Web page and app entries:
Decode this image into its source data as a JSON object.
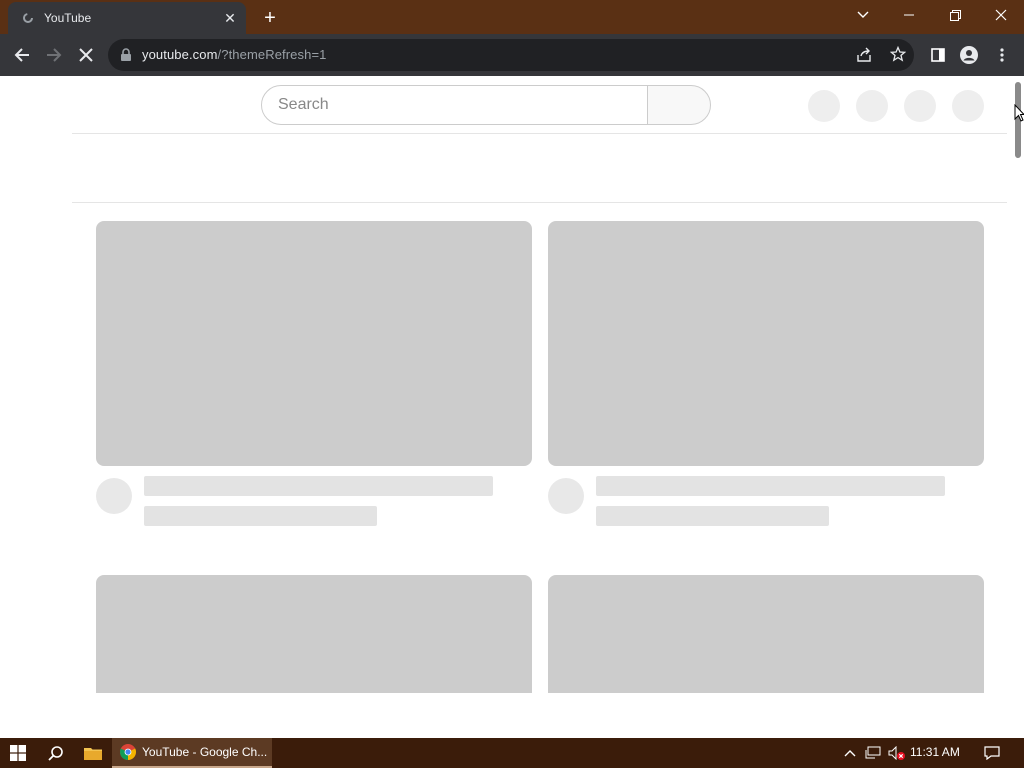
{
  "browser": {
    "tab": {
      "title": "YouTube",
      "close_glyph": "✕"
    },
    "new_tab_glyph": "+",
    "url": {
      "host": "youtube.com",
      "path": "/?themeRefresh=1"
    }
  },
  "youtube": {
    "search": {
      "placeholder": "Search",
      "value": ""
    }
  },
  "taskbar": {
    "app_label": "YouTube - Google Ch...",
    "clock": "11:31 AM"
  },
  "colors": {
    "tab_strip": "#5a3014",
    "toolbar": "#35363a",
    "taskbar": "#3b1c0a",
    "placeholder": "#cccccc"
  }
}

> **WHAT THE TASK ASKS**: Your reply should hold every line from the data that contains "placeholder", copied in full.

> **OUTPUT BELOW**:
      "placeholder": "Search",
    "placeholder": "#cccccc"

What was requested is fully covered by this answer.